Work to complete →
For each line below, check for the word "false", then state how many lines contain it, with no other output.

======== Information given

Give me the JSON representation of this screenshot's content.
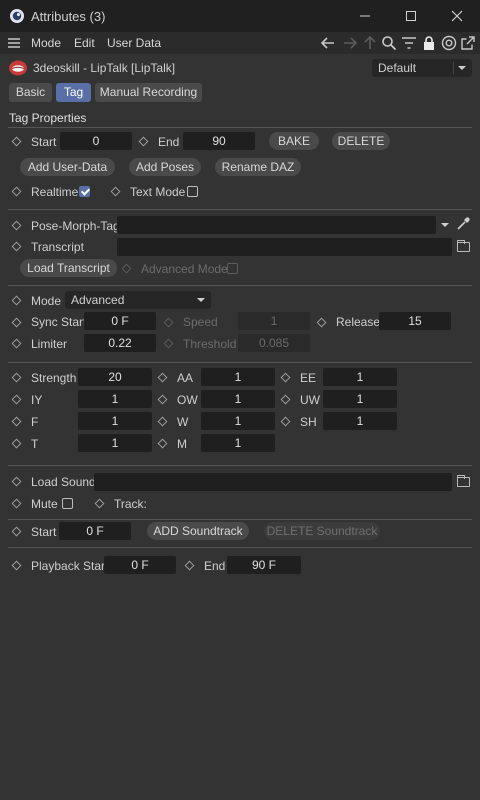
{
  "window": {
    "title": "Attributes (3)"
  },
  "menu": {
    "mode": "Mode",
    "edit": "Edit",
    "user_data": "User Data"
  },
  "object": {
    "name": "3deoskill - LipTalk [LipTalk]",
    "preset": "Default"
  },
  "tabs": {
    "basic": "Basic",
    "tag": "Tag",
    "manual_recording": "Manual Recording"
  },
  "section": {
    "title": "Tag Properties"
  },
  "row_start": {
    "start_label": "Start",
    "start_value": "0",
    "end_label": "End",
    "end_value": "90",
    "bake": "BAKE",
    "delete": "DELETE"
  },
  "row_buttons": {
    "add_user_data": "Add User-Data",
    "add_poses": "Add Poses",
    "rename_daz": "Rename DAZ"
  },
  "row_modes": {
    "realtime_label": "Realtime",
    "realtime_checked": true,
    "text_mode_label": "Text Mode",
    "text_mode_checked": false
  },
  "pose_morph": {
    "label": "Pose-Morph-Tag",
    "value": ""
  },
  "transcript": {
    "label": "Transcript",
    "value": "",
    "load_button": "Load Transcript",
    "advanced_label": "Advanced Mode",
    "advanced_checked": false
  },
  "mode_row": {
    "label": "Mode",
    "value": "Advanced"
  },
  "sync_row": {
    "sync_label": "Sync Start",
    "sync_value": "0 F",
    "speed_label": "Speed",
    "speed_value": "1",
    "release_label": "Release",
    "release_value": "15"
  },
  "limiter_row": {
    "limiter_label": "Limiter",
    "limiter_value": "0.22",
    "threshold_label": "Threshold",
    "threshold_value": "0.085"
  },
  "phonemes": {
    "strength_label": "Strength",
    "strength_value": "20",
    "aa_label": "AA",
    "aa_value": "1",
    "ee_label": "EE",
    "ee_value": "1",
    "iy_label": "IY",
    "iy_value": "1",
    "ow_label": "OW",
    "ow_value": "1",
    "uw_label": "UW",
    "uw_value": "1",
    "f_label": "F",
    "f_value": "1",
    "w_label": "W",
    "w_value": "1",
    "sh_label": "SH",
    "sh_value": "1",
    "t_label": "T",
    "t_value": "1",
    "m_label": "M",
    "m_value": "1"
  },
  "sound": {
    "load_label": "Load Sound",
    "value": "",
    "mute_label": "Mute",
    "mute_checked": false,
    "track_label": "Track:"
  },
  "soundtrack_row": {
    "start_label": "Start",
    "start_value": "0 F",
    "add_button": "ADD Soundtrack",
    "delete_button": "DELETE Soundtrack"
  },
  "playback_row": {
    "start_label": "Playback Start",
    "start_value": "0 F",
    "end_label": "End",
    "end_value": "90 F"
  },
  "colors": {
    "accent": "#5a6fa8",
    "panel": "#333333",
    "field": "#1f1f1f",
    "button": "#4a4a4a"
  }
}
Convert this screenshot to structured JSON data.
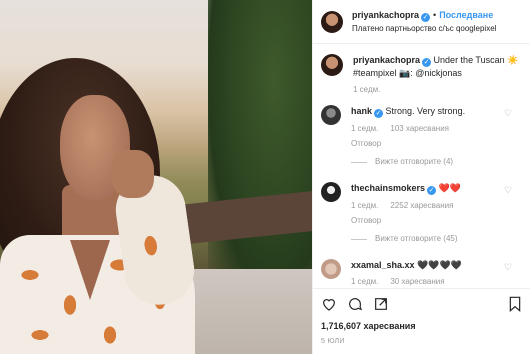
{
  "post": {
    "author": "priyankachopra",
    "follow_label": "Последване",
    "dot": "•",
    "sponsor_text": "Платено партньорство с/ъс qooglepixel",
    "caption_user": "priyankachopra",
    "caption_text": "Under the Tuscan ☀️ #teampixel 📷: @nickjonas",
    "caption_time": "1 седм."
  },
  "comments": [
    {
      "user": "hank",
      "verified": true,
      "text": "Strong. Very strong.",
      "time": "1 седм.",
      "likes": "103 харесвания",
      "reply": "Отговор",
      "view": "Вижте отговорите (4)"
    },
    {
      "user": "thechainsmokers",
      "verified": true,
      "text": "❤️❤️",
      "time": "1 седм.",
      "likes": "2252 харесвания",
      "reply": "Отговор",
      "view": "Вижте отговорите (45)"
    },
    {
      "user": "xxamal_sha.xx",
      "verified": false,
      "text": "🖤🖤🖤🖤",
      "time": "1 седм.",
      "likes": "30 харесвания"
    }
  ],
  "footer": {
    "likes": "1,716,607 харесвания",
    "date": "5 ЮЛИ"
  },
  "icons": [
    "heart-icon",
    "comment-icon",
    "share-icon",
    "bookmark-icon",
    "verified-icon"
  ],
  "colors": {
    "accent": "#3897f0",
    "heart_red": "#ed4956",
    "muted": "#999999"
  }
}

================
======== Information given

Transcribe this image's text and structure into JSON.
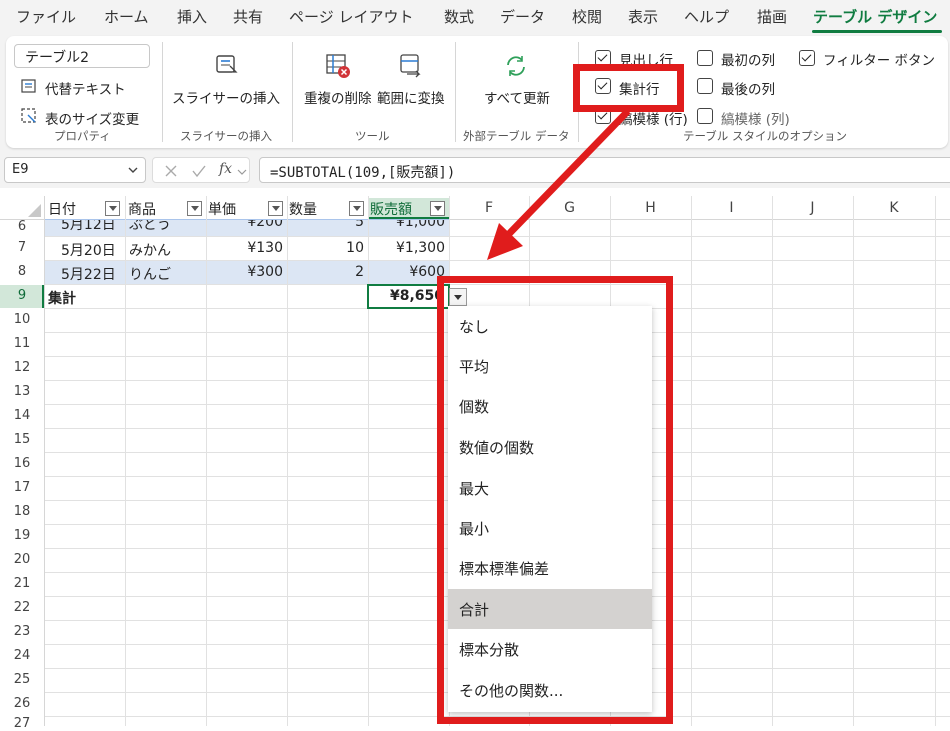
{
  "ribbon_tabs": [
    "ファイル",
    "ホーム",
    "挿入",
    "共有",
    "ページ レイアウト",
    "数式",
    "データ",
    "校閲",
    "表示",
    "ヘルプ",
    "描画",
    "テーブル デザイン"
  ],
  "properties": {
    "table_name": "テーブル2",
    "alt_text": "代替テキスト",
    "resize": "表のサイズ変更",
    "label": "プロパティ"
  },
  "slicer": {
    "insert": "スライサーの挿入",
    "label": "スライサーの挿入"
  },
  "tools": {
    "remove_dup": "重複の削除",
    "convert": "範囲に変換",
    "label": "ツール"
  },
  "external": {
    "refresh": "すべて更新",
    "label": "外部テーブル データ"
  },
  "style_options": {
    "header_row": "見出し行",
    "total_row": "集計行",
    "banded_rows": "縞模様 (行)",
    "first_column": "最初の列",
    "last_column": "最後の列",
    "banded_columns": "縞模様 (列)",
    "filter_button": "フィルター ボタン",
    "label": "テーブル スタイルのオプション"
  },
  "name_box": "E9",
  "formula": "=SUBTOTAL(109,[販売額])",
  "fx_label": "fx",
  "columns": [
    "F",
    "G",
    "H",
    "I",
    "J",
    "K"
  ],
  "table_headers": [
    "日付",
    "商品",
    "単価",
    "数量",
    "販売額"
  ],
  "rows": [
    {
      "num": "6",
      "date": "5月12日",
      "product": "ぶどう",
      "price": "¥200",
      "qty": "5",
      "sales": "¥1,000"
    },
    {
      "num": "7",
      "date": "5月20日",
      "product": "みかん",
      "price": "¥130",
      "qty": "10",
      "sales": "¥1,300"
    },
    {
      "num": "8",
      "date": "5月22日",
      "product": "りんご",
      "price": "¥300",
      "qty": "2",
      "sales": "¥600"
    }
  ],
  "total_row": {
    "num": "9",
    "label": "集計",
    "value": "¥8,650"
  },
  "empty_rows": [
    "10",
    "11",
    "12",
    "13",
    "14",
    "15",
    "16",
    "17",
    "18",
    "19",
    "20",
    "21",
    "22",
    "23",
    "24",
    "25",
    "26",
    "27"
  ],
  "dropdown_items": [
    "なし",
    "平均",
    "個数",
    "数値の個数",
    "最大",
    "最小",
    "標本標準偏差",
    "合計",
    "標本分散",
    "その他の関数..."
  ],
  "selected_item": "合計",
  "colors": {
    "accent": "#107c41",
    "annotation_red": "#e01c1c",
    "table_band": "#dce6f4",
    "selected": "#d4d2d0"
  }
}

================

Solution for this problem →
4